The criteria that conspire to form tropical cyclones are rather simple. It all starts with a small atmospheric disturbance located in or near a tropical ocean. If water temperatures are warm enough, generally more than 80 degrees Fahrenheit, and atmospheric conditions are supportive with moisture and uniform winds, a tropical system can evolve. In the Atlantic the system first becomes a tropical depression. As it gets stronger the system graduates to a tropical storm and then finally, when winds rise over 74 mph, it is termed a hurricane.


Hurricane Map

Not to mention the current global pandemic 'COVID-19' virus outbreaks are predicted to become more and more common as a result of climate change. There is also islands being slowly submerged by rising sea levels creating the first 'climate refugees' as you read this.

Watch the story of the Marshall Islands and how its inhabitants are being forced off their home land by the rising ocean.

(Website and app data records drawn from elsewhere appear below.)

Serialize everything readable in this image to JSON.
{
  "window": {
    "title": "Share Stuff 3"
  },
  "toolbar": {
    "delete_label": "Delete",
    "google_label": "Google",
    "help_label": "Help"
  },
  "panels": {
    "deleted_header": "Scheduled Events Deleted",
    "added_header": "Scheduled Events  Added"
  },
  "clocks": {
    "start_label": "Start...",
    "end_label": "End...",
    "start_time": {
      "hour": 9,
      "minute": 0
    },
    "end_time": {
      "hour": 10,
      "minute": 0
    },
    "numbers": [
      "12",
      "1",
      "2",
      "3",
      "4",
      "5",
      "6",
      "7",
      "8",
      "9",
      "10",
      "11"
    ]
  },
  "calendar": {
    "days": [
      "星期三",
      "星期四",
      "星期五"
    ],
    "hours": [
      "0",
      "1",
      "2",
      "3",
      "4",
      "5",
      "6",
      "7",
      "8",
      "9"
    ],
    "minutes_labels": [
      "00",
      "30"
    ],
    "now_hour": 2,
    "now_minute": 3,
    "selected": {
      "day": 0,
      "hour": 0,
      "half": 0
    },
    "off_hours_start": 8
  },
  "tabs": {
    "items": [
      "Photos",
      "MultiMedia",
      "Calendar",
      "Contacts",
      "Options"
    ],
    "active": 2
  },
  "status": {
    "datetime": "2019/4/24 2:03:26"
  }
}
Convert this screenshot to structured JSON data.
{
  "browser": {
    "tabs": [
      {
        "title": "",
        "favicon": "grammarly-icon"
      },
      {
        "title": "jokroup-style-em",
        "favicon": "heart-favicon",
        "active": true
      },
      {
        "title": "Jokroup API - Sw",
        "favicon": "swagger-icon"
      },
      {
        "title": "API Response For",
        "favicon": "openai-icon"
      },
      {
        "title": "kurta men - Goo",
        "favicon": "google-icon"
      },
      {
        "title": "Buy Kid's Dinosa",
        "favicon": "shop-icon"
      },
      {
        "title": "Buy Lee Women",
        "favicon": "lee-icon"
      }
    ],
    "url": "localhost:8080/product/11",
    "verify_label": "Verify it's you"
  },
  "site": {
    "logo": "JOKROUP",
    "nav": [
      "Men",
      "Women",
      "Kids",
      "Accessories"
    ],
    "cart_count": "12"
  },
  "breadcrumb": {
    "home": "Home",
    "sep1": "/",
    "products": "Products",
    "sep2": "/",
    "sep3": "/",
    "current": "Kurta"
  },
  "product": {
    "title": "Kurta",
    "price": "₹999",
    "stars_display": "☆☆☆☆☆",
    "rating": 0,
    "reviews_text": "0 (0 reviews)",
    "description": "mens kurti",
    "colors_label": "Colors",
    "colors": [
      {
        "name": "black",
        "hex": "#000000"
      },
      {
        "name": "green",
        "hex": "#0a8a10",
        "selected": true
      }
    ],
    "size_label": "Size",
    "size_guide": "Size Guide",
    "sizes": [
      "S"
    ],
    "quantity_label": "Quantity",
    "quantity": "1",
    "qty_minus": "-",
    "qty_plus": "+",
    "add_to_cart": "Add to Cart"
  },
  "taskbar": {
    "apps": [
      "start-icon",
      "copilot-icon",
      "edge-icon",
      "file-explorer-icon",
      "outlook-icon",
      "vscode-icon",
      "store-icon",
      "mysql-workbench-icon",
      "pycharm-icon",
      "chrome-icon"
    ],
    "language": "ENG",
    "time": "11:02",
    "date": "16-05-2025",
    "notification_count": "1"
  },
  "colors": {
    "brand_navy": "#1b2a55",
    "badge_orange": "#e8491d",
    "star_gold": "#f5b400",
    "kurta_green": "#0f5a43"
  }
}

How do we reduce natural disasters?

We can start by practicing more sustainable living and reducing our own contribution to the global temperature rise, this is the most direct way we can all take action on climate change.


We can plant more trees to help sequester the carbon from our atmosphere, specifically mangroves which can sequester 4 times more carbon then the same area of rainforest while also providing an ecosystem and a barrier for any potential cyclones or typhoons.

We can prevent further deforestation from occurring by supporting organisations such as Rainforest 4 Foundation & The Wilderness Society. We can also prevent deforestation by eating less meat, not supporting palm oil products, using more recycled or alternative materials, using less paper, recycling cardboard/paper, buying only sustainable wood products, burning less wood for heating. We can sign the petition to tell the Australian government to stop deforestation!

Sustainable agriculture is another way we can sequester carbon from our atmosphere while also increasing the health of the soil, bringing rain and making better use of it, encouraging biodiversity and making the land more resilient to a changing climate all while sustaining the nation in a much healthier way.

If you haven't watched the inspirational film already please watch: Kiss the Ground

Hands in the Soil